### What you have to do
Using the records below, locate all lines containing "Tractor" and return them.

Data about app and page elements
..............................
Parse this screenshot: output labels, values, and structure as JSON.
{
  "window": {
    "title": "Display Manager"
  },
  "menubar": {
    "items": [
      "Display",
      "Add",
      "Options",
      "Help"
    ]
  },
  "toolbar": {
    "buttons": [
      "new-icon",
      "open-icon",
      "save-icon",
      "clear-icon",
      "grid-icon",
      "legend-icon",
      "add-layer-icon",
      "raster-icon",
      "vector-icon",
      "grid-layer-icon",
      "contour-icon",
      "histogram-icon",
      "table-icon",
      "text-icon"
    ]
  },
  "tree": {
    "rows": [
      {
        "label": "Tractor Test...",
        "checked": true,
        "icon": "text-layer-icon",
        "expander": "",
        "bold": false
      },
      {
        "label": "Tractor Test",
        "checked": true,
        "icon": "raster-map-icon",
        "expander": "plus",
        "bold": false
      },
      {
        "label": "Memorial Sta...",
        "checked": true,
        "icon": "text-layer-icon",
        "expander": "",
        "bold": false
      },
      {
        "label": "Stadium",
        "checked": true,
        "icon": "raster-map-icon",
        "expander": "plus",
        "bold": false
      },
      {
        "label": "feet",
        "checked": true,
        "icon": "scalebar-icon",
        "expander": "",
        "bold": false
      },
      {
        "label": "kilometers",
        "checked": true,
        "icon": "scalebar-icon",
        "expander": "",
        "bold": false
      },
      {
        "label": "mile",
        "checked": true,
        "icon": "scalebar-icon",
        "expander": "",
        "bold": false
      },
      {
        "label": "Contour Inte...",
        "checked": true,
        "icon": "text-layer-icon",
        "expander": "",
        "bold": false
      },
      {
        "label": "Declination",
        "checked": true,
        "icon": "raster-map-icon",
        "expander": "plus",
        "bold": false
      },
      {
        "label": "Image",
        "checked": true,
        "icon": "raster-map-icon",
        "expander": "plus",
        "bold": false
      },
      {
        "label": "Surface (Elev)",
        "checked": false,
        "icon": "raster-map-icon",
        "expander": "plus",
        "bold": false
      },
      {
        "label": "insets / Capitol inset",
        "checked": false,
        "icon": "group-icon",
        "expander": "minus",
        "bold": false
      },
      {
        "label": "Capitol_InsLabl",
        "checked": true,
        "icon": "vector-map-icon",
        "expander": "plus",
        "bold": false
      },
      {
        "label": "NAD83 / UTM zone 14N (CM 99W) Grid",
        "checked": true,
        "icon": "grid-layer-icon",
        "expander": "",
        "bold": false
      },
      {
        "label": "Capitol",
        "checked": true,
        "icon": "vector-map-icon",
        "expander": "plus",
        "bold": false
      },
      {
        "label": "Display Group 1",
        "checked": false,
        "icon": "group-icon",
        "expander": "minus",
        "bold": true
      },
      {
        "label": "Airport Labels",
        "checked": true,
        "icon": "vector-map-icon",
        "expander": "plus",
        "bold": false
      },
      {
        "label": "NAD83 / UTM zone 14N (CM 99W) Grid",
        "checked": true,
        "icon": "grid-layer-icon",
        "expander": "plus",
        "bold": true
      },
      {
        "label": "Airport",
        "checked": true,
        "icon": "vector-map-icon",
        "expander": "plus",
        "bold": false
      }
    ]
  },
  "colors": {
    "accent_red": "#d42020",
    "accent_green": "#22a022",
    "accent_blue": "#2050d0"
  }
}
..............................
### The completed task
        "label": "Tractor Test...",
        "label": "Tractor Test",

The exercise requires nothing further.